- For your changes to take effect, you must restart your computer, but make sure you flush the current DNS before restarting. Click the Start button, type cmd and then right-click and run as administrator.
- Then type ipconfig /flushdns to clear the DNS cache on your computer. Then you can safely restart and start using your new DNS server.
Change DNS on macOS
Changing DNS on macOS is simple enough. You can change your DNS by going to the Apple menu, System Preferences, Network, and selecting a network service (WiFi or Ethernet) from the list on the left-hand side.
Click Advanced, then click DNS.
Add a DNS server to the list: Click the Add button at the bottom of the DNS servers list, then enter an IPv4 or IPv6 address from the DNS provider you want to use.
Change Your DNS on iPhone
To change the DNS on your iPhone, go to Settings, WiFi, and find the WiFi network you wish to edit.
Then scroll down to Configure DNS and tap Manual.
By tapping Add Server, you can add DNS servers on your iPhone and from the same menu, you can add both IPv4 and IPv6 addresses by looking at the DNS provider’s websites.
Tap on Save to save your changes and exit the settings menu.
DNS is a vital network feature and brings many performance improvements if you know how to use it properly.
While changing your DNS is not a mandatory step, it can improve your internet experience by some margin. In most cases, changing your DNS will reduce the time a website takes to respond, thus taking fewer seconds to load.
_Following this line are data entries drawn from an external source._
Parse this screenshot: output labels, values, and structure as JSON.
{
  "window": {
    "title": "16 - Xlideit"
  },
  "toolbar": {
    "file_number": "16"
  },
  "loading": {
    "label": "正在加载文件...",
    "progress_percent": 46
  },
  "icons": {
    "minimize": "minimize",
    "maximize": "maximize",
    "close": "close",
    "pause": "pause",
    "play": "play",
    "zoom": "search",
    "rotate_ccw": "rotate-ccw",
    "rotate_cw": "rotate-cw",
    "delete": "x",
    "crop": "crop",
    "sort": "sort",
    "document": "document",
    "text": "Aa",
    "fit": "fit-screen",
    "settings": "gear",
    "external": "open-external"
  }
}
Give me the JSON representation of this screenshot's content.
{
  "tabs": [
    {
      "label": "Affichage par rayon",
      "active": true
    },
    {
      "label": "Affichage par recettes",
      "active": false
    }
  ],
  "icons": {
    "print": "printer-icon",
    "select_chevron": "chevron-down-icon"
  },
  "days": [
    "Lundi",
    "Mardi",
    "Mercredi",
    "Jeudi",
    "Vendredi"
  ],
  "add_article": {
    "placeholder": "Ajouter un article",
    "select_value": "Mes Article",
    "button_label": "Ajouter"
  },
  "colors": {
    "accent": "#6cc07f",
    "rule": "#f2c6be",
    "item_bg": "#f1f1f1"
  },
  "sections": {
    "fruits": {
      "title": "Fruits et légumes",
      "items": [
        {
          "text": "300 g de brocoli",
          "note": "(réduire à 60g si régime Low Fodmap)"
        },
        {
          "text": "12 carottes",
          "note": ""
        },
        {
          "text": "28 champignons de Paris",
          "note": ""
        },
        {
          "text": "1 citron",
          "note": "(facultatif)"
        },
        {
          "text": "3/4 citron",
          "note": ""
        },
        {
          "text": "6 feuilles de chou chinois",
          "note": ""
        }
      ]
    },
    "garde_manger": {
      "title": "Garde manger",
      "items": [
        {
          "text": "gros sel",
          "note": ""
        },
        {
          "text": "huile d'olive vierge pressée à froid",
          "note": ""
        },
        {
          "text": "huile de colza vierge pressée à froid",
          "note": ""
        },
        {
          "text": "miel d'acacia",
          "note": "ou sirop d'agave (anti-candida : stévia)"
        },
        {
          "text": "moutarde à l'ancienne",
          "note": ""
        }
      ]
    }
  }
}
But all that depends on the speed of the DNS servers your ISP uses for its customers.
Using some of the free services mentioned above, you can try to mitigate some network issues and enjoy a better internet experience wherever you are.